=== Your assignment ===
Where does the word "robot" occur in the entries below? Copy every line that has it.

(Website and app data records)
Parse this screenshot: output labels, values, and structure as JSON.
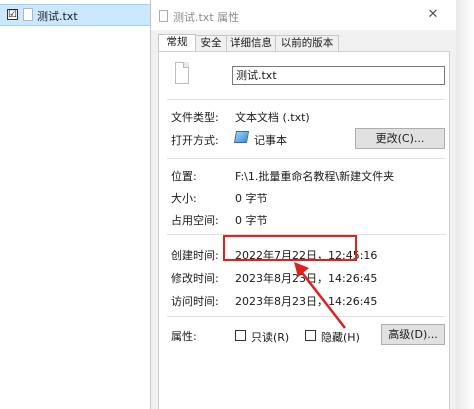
{
  "explorer": {
    "file_name": "测试.txt",
    "checkbox_glyph": "☑"
  },
  "dialog": {
    "title": "测试.txt 属性",
    "close_glyph": "✕",
    "tabs": [
      {
        "label": "常规",
        "active": true
      },
      {
        "label": "安全",
        "active": false
      },
      {
        "label": "详细信息",
        "active": false
      },
      {
        "label": "以前的版本",
        "active": false
      }
    ],
    "file_name_value": "测试.txt",
    "type_label": "文件类型:",
    "type_value": "文本文档 (.txt)",
    "opens_with_label": "打开方式:",
    "opens_with_value": "记事本",
    "change_button": "更改(C)...",
    "location_label": "位置:",
    "location_value": "F:\\1.批量重命名教程\\新建文件夹",
    "size_label": "大小:",
    "size_value": "0 字节",
    "size_on_disk_label": "占用空间:",
    "size_on_disk_value": "0 字节",
    "created_label": "创建时间:",
    "created_value": "2022年7月22日，12:45:16",
    "modified_label": "修改时间:",
    "modified_value": "2023年8月23日，14:26:45",
    "accessed_label": "访问时间:",
    "accessed_value": "2023年8月23日，14:26:45",
    "attributes_label": "属性:",
    "readonly_label": "只读(R)",
    "hidden_label": "隐藏(H)",
    "advanced_button": "高级(D)..."
  },
  "colors": {
    "highlight": "#e02020",
    "selection": "#cce8ff"
  }
}
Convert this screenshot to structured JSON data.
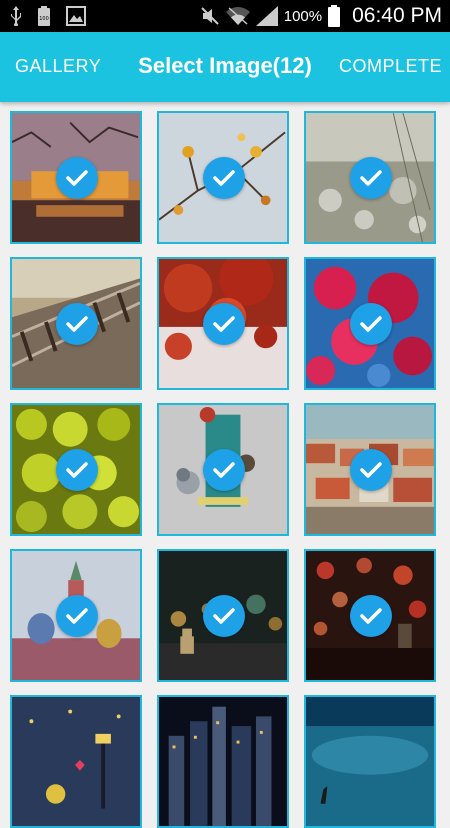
{
  "status_bar": {
    "battery_percent": "100%",
    "time": "06:40 PM",
    "icons": [
      "usb-icon",
      "battery-small-icon",
      "image-icon",
      "mute-icon",
      "wifi-icon",
      "signal-icon",
      "battery-icon"
    ]
  },
  "app_bar": {
    "gallery_label": "GALLERY",
    "title": "Select Image(12)",
    "complete_label": "COMPLETE",
    "color": "#1cc3e0"
  },
  "grid": {
    "check_color": "#1ea1e6",
    "border_color": "#21b7dc",
    "images": [
      {
        "subject": "lake-palace-night",
        "selected": true
      },
      {
        "subject": "autumn-branch-leaves",
        "selected": true
      },
      {
        "subject": "dandelion-field",
        "selected": true
      },
      {
        "subject": "railway-track",
        "selected": true
      },
      {
        "subject": "red-maple-leaves",
        "selected": true
      },
      {
        "subject": "red-blossoms",
        "selected": true
      },
      {
        "subject": "green-yellow-leaves",
        "selected": true
      },
      {
        "subject": "bird-feeder",
        "selected": true
      },
      {
        "subject": "tiled-rooftops-town",
        "selected": true
      },
      {
        "subject": "onion-dome-cathedral",
        "selected": true
      },
      {
        "subject": "cardboard-robot-city-lights",
        "selected": true
      },
      {
        "subject": "heart-bokeh-robot",
        "selected": true
      },
      {
        "subject": "cartoon-streetlamp-night",
        "selected": false
      },
      {
        "subject": "city-skyline-night",
        "selected": false
      },
      {
        "subject": "heron-blue-water",
        "selected": false
      }
    ]
  }
}
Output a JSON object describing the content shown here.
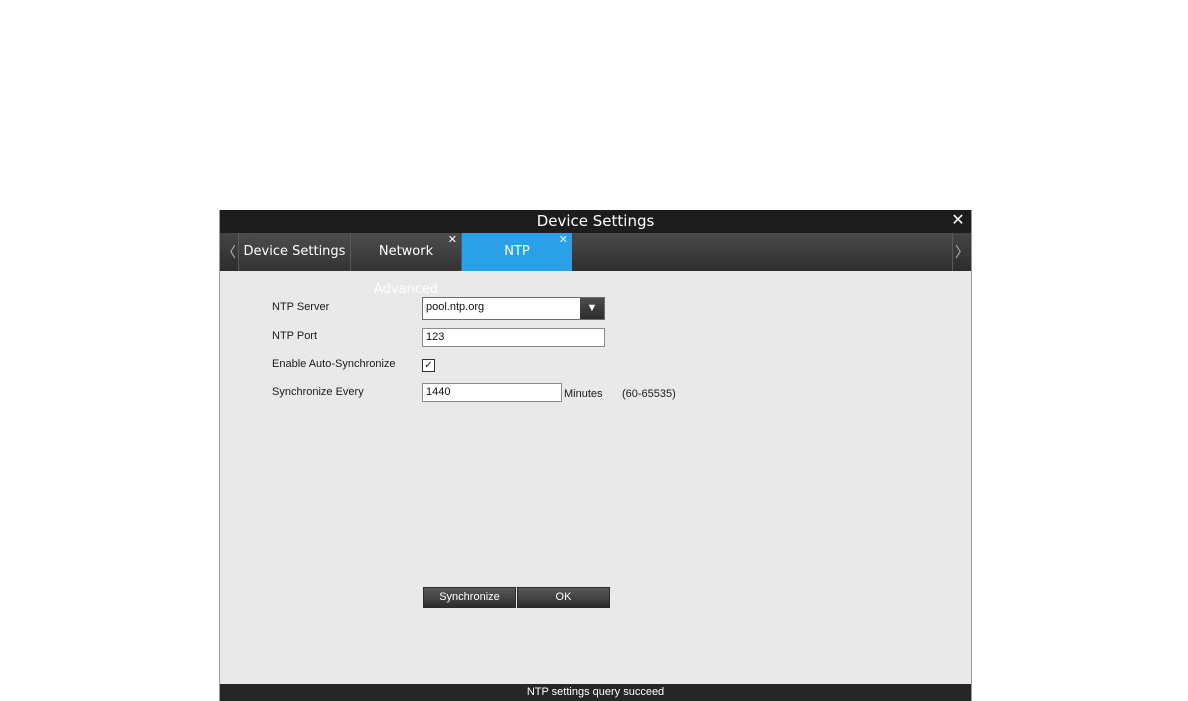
{
  "window": {
    "title": "Device Settings",
    "close_glyph": "✕"
  },
  "tabs": [
    {
      "label": "Device Settings",
      "closable": false,
      "active": false
    },
    {
      "label": "Network Advanced",
      "closable": true,
      "active": false
    },
    {
      "label": "NTP",
      "closable": true,
      "active": true
    }
  ],
  "tab_close_glyph": "✕",
  "scroll": {
    "left_glyph": "〈",
    "right_glyph": "〉"
  },
  "form": {
    "ntp_server": {
      "label": "NTP Server",
      "value": "pool.ntp.org",
      "arrow": "▼"
    },
    "ntp_port": {
      "label": "NTP Port",
      "value": "123"
    },
    "auto_sync": {
      "label": "Enable Auto-Synchronize",
      "checked": true,
      "check_glyph": "✓"
    },
    "sync_every": {
      "label": "Synchronize Every",
      "value": "1440",
      "unit": "Minutes",
      "range": "(60-65535)"
    }
  },
  "buttons": {
    "synchronize": "Synchronize",
    "ok": "OK"
  },
  "status": "NTP settings query succeed",
  "colors": {
    "accent": "#2aa0e8",
    "titlebar": "#1d1d1d",
    "panel": "#e9e9e9"
  }
}
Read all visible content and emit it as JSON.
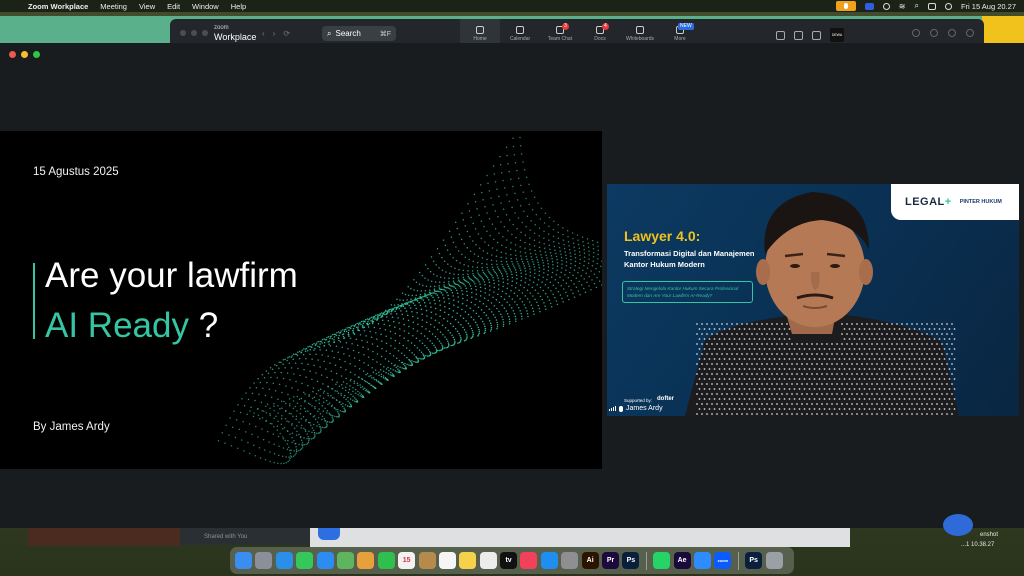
{
  "menubar": {
    "app_name": "Zoom Workplace",
    "menus": [
      "Meeting",
      "View",
      "Edit",
      "Window",
      "Help"
    ],
    "datetime": "Fri 15 Aug  20.27"
  },
  "zoom_window": {
    "brand_top": "zoom",
    "brand_bottom": "Workplace",
    "search_label": "Search",
    "search_shortcut": "⌘F",
    "tabs": [
      {
        "label": "Home",
        "badge": ""
      },
      {
        "label": "Calendar",
        "badge": ""
      },
      {
        "label": "Team Chat",
        "badge": "3"
      },
      {
        "label": "Docs",
        "badge": "4"
      },
      {
        "label": "Whiteboards",
        "badge": ""
      },
      {
        "label": "More",
        "badge": "NEW"
      }
    ],
    "avatar_text": "DEWA"
  },
  "slide": {
    "date": "15 Agustus 2025",
    "headline_line1": "Are your lawfirm",
    "headline_accent": "AI Ready",
    "headline_suffix": " ?",
    "byline": "By James Ardy",
    "accent_color": "#35c5a2"
  },
  "participant": {
    "logo_text": "LEGAL",
    "logo_plus": "+",
    "logo_partner": "PINTER HUKUM",
    "title": "Lawyer 4.0:",
    "subtitle_line1": "Transformasi Digital dan Manajemen",
    "subtitle_line2": "Kantor Hukum Modern",
    "box_line1": "Strategi Mengelola Kantor Hukum Secara Profesional",
    "box_line2": "Modern dan Are Your Lawfirm AI-Ready?",
    "supported_by": "Supported by:",
    "sponsor": "dofter",
    "name": "James Ardy"
  },
  "desktop": {
    "shared_with_you": "Shared with You",
    "screenshot_line1": "enshot",
    "screenshot_line2": "...1 10.38.27"
  },
  "dock": {
    "apps": [
      {
        "name": "finder",
        "color": "#3a8ef0",
        "label": ""
      },
      {
        "name": "launchpad",
        "color": "#8a8f99",
        "label": ""
      },
      {
        "name": "safari",
        "color": "#2b8ee8",
        "label": ""
      },
      {
        "name": "messages",
        "color": "#34c759",
        "label": ""
      },
      {
        "name": "mail",
        "color": "#2d8cf0",
        "label": ""
      },
      {
        "name": "maps",
        "color": "#5fb55f",
        "label": ""
      },
      {
        "name": "photos",
        "color": "#e8a03c",
        "label": ""
      },
      {
        "name": "facetime",
        "color": "#2fbf4d",
        "label": ""
      },
      {
        "name": "calendar",
        "color": "#f2f2f2",
        "label": "15"
      },
      {
        "name": "notes-brown",
        "color": "#b58a4a",
        "label": ""
      },
      {
        "name": "reminders",
        "color": "#f5f5f5",
        "label": ""
      },
      {
        "name": "notes",
        "color": "#f6d24a",
        "label": ""
      },
      {
        "name": "freeform",
        "color": "#ececec",
        "label": ""
      },
      {
        "name": "tv",
        "color": "#111111",
        "label": "tv"
      },
      {
        "name": "music",
        "color": "#f2425b",
        "label": ""
      },
      {
        "name": "app-store",
        "color": "#1f8ef1",
        "label": ""
      },
      {
        "name": "system-settings",
        "color": "#8e8e93",
        "label": ""
      },
      {
        "name": "illustrator",
        "color": "#2a1400",
        "label": "Ai"
      },
      {
        "name": "premiere",
        "color": "#1d0a3c",
        "label": "Pr"
      },
      {
        "name": "photoshop",
        "color": "#0a1f3c",
        "label": "Ps"
      },
      {
        "name": "whatsapp",
        "color": "#25d366",
        "label": ""
      },
      {
        "name": "after-effects",
        "color": "#1a0a3c",
        "label": "Ae"
      },
      {
        "name": "zoom-app",
        "color": "#2d8cff",
        "label": ""
      },
      {
        "name": "zoom-workplace",
        "color": "#0b5cff",
        "label": "zoom"
      },
      {
        "name": "photoshop-file",
        "color": "#0a1f3c",
        "label": "Ps"
      },
      {
        "name": "trash",
        "color": "#9ba0a6",
        "label": ""
      }
    ]
  }
}
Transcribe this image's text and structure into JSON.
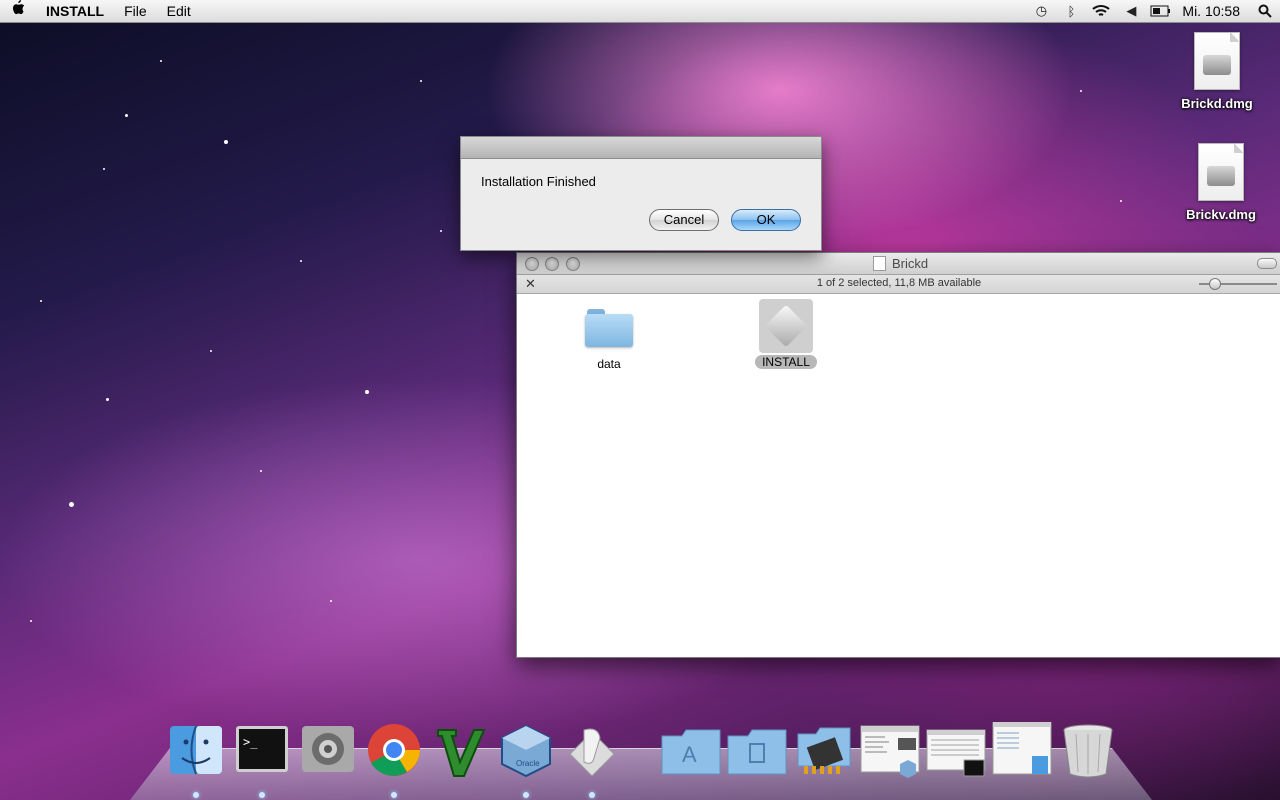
{
  "menubar": {
    "app_name": "INSTALL",
    "menus": [
      "File",
      "Edit"
    ],
    "clock": "Mi. 10:58"
  },
  "desktop_icons": [
    {
      "label": "Brickd.dmg",
      "icon": "disk-image-icon"
    },
    {
      "label": "Brickv.dmg",
      "icon": "disk-image-icon"
    }
  ],
  "alert": {
    "message": "Installation Finished",
    "cancel_label": "Cancel",
    "ok_label": "OK"
  },
  "finder": {
    "title": "Brickd",
    "status": "1 of 2 selected, 11,8 MB available",
    "items": [
      {
        "label": "data",
        "icon": "folder-icon",
        "selected": false
      },
      {
        "label": "INSTALL",
        "icon": "installer-script-icon",
        "selected": true
      }
    ]
  },
  "dock": {
    "items": [
      "finder-icon",
      "terminal-icon",
      "system-preferences-icon",
      "chrome-icon",
      "vim-icon",
      "virtualbox-icon",
      "script-editor-icon",
      "applications-folder-icon",
      "documents-folder-icon",
      "brick-folder-icon",
      "window-thumbnail-icon",
      "window-thumbnail-icon",
      "window-thumbnail-icon",
      "trash-icon"
    ]
  }
}
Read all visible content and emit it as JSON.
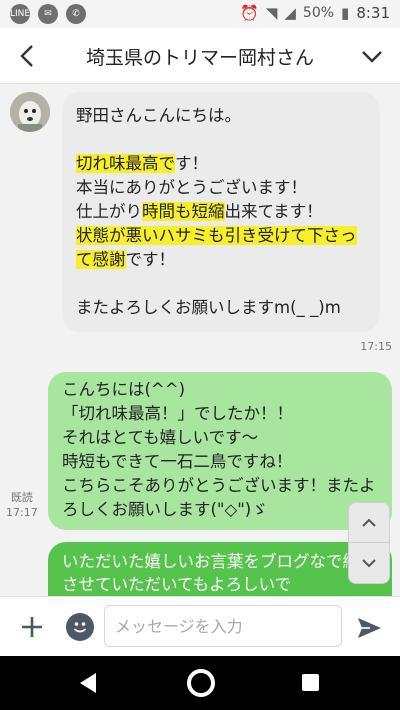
{
  "status_bar": {
    "left_icons": [
      "LINE",
      "chat-icon",
      "phone-icon"
    ],
    "line_label": "LINE",
    "battery_percent": "50%",
    "time": "8:31"
  },
  "header": {
    "title": "埼玉県のトリマー岡村さん"
  },
  "messages": {
    "incoming": {
      "greeting": "野田さんこんにちは。",
      "l1_hl": "切れ味最高で",
      "l1_rest": "す！",
      "l2": "本当にありがとうございます！",
      "l3_a": "仕上がり",
      "l3_hl": "時間も短縮",
      "l3_b": "出来てます！",
      "l4_hl": "状態が悪いハサミも引き受けて下さって感謝",
      "l4_rest": "です！",
      "closing": "またよろしくお願いしますm(_ _)m",
      "time": "17:15"
    },
    "outgoing1": {
      "lines": [
        "こんちには(^^)",
        "「切れ味最高！」でしたか！！",
        "それはとても嬉しいです〜",
        "時短もできて一石二鳥ですね！",
        "こちらこそありがとうございます！またよろしくお願いします(\"◇\")ゞ"
      ],
      "read_label": "既読",
      "time": "17:17"
    },
    "outgoing2": {
      "text": "いただいた嬉しいお言葉をブログなで紹介させていただいてもよろしいで"
    }
  },
  "input": {
    "placeholder": "メッセージを入力"
  },
  "colors": {
    "incoming_bubble": "#ebebeb",
    "outgoing_bubble": "#a8e6a0",
    "outgoing_bubble_dark": "#56c44c",
    "highlight": "#f7ef2c"
  }
}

=== Task response ===
        "subject": "cardboard-robot-city-lights",
        "subject": "heart-bokeh-robot",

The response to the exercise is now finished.